_SUPPLIED MATERIAL_:
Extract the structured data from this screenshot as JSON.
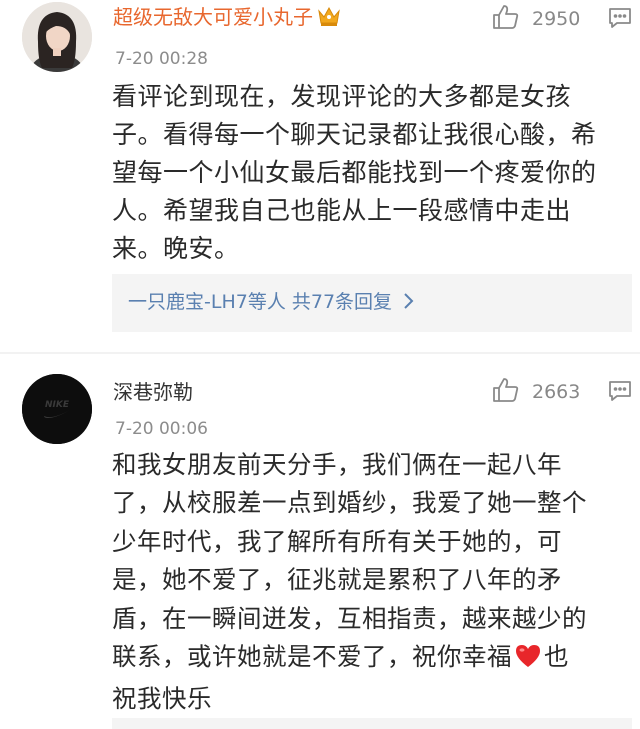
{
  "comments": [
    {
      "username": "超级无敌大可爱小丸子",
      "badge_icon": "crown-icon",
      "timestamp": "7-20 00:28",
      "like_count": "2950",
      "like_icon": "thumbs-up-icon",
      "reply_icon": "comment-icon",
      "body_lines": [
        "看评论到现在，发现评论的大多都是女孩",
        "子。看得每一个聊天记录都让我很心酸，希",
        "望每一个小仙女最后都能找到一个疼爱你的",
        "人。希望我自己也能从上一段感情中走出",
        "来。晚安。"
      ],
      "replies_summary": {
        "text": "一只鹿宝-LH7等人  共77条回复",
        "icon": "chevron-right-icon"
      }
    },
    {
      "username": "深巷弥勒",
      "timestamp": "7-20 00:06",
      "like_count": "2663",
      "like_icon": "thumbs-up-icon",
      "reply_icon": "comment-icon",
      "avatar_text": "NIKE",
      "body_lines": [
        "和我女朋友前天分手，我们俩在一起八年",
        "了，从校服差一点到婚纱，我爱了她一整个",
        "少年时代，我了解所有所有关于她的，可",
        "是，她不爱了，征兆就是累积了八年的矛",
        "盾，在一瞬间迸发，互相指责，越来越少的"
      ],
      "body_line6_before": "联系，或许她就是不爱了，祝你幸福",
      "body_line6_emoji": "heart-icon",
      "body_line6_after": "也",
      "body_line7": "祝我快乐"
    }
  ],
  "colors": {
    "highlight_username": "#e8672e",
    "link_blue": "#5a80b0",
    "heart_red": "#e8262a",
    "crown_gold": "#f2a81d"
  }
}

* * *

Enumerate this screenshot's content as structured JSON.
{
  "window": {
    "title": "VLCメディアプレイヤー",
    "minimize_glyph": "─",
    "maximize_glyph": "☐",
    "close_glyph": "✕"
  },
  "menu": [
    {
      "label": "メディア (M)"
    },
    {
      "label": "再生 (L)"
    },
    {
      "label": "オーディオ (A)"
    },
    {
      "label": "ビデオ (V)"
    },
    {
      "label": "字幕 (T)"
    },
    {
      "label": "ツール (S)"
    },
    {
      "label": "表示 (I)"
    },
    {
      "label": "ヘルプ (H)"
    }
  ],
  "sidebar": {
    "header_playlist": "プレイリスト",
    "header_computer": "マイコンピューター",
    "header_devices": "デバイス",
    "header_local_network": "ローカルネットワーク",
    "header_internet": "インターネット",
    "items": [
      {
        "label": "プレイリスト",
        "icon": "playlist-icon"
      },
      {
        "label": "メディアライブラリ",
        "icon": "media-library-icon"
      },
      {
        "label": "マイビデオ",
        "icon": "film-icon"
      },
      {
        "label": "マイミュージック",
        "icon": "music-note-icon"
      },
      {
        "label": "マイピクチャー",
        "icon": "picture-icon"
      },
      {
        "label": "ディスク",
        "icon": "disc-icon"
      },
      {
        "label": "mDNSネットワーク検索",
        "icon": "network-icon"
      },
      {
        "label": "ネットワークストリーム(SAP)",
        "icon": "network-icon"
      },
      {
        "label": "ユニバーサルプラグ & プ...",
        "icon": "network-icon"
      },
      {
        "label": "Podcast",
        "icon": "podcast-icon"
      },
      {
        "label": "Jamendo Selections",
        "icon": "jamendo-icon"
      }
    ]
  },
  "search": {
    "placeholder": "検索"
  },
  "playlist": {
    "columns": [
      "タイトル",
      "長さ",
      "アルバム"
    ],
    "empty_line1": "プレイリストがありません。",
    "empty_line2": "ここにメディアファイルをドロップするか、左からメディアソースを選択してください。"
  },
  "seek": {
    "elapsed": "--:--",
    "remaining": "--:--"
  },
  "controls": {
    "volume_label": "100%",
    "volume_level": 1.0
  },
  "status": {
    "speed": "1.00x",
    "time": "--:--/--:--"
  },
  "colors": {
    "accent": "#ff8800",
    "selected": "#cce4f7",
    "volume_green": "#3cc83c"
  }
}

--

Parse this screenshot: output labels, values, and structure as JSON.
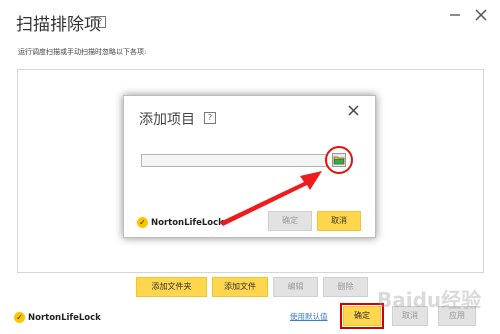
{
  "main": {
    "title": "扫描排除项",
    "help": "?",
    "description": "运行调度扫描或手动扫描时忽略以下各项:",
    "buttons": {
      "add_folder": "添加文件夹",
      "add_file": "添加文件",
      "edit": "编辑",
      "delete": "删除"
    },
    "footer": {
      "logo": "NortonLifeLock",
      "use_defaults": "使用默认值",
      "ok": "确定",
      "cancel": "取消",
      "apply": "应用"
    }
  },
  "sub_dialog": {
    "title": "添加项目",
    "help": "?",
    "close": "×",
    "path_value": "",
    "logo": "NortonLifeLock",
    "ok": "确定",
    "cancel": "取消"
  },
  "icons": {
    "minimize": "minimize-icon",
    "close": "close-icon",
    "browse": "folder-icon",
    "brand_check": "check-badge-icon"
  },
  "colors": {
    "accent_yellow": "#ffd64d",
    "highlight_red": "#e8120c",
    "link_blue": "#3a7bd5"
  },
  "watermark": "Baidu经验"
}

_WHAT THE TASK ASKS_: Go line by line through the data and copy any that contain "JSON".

_RESPONSE AREA_:
Extract the structured data from this screenshot as JSON.
Enumerate this screenshot's content as structured JSON.
Parse this screenshot: output labels, values, and structure as JSON.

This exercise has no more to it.